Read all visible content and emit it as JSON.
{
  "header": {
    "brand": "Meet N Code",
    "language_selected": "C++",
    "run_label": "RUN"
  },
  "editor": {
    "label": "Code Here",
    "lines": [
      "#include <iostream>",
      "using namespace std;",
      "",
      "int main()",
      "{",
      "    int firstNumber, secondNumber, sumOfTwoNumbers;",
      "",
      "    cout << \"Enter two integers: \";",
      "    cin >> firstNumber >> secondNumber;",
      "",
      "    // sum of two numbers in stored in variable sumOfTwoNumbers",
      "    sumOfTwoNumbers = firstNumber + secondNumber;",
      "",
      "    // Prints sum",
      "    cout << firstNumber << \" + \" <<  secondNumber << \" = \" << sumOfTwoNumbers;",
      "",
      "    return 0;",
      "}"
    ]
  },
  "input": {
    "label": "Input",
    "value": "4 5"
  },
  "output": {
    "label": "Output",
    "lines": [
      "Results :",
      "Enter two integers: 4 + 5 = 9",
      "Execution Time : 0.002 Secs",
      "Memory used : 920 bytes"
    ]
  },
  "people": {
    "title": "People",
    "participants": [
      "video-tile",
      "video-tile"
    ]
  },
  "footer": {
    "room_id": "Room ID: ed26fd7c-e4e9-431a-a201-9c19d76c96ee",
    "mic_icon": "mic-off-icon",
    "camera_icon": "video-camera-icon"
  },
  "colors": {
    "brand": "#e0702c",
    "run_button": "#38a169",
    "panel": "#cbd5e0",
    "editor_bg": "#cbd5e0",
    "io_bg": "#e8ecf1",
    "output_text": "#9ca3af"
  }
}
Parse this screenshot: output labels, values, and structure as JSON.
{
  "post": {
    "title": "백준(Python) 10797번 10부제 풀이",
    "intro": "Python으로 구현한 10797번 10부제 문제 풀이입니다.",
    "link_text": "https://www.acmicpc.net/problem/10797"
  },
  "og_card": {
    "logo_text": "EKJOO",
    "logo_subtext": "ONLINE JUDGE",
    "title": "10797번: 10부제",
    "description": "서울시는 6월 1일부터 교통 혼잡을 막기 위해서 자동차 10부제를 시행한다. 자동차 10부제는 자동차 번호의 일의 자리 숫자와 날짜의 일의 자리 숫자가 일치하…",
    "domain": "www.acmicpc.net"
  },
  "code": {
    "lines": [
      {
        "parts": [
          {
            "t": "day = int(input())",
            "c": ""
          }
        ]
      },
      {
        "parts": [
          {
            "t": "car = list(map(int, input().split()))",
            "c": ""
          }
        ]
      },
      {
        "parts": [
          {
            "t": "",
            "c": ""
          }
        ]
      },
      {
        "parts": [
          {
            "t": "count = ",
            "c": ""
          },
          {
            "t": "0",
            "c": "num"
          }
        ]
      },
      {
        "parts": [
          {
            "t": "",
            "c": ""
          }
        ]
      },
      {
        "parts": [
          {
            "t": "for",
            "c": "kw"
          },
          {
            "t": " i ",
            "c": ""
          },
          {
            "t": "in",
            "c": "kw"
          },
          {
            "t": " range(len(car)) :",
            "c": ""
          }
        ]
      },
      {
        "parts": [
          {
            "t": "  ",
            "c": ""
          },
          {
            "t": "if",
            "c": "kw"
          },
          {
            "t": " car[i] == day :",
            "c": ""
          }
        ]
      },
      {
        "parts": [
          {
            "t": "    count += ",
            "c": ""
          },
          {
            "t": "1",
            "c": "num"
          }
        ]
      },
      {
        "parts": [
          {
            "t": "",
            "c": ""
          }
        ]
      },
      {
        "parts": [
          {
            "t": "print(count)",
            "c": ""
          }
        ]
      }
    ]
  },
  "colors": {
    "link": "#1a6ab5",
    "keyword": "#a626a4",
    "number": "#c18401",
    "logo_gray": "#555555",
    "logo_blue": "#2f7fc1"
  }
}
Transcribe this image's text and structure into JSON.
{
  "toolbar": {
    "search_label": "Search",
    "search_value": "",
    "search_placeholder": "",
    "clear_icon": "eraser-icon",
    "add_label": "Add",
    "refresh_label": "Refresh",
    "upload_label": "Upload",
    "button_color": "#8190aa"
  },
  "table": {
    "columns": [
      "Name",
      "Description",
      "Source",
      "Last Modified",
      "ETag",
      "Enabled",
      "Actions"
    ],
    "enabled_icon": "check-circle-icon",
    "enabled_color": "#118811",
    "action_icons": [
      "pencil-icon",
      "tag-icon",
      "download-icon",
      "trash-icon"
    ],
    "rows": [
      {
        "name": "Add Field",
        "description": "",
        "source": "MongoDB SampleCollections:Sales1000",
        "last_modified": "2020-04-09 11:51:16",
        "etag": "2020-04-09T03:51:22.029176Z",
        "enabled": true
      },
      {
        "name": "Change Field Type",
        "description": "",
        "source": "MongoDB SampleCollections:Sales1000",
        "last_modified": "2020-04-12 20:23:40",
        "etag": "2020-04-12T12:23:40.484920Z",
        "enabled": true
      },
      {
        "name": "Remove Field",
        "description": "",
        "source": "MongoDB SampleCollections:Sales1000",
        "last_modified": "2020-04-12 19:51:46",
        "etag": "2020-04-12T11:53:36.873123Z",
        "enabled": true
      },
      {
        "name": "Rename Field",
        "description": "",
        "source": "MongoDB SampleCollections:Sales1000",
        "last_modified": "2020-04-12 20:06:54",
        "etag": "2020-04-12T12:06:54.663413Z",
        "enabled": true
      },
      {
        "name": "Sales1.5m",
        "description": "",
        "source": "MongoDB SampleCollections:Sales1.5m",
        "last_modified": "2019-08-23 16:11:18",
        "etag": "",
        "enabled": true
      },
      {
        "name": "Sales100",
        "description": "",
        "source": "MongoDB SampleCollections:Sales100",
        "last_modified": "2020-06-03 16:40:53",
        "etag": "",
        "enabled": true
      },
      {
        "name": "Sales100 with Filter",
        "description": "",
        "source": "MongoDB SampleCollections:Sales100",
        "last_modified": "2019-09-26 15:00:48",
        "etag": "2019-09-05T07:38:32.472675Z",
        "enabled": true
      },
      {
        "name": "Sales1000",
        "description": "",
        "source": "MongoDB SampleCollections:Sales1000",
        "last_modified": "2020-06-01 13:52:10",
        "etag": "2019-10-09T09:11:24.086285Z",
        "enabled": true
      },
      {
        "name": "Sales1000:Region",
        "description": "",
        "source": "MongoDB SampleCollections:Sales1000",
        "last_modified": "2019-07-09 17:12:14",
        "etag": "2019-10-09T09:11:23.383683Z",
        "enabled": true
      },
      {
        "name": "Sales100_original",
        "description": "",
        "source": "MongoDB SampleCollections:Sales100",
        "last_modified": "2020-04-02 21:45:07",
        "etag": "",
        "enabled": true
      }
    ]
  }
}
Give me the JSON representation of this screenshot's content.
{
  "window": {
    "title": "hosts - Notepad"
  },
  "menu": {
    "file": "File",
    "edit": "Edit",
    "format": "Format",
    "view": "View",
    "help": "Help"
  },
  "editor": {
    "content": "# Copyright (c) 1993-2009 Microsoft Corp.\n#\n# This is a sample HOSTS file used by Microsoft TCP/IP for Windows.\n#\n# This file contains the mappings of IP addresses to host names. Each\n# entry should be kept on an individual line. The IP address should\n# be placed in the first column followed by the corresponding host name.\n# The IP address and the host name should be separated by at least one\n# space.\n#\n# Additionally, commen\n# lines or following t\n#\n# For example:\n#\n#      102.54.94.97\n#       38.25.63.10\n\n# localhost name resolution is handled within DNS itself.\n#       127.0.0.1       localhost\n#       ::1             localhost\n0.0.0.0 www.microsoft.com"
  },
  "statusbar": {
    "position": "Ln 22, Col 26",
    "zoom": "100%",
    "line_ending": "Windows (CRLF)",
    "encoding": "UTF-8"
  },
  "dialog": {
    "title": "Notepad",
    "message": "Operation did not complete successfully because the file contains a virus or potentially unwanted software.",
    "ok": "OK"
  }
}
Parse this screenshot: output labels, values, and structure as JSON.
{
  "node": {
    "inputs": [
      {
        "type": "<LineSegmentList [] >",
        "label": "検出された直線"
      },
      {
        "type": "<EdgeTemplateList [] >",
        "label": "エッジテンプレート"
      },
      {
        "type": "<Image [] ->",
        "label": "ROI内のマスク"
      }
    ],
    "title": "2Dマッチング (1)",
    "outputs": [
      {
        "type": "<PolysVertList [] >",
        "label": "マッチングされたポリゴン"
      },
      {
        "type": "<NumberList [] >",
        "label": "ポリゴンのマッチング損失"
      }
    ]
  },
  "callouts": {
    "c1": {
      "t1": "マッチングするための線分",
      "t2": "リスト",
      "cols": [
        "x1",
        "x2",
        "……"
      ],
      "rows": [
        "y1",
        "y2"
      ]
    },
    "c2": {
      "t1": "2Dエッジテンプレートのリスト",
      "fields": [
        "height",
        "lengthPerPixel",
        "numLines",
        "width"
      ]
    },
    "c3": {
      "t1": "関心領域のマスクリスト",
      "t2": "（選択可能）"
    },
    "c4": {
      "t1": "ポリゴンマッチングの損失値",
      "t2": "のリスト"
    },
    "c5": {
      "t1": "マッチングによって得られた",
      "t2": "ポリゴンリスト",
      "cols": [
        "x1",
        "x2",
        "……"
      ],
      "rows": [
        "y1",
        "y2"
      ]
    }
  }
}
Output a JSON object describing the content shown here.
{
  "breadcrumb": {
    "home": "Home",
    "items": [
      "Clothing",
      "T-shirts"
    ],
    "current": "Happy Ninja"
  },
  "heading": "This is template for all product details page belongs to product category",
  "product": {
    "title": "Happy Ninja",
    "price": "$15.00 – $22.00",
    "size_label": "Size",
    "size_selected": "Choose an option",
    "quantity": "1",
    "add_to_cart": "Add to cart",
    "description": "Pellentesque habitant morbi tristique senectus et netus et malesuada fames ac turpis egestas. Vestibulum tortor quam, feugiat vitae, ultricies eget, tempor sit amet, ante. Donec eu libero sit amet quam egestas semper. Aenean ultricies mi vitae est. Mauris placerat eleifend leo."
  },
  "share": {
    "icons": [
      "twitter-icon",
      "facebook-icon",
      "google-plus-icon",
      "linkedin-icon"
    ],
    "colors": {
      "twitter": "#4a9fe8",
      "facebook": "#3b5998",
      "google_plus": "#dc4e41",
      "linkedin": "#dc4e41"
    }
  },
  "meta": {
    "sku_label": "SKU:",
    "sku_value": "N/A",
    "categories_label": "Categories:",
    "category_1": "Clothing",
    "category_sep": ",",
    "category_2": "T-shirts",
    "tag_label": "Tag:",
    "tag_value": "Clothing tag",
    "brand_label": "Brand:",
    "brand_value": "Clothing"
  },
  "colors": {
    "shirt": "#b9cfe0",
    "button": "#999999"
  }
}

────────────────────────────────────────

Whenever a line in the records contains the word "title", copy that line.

    "title": "People",
    "title": "백준(Python) 10797번 10부제 풀이",
    "title": "10797번: 10부제",
    "title": "hosts - Notepad"
    "title": "Notepad",
    "title": "2Dマッチング (1)",
    "title": "Happy Ninja",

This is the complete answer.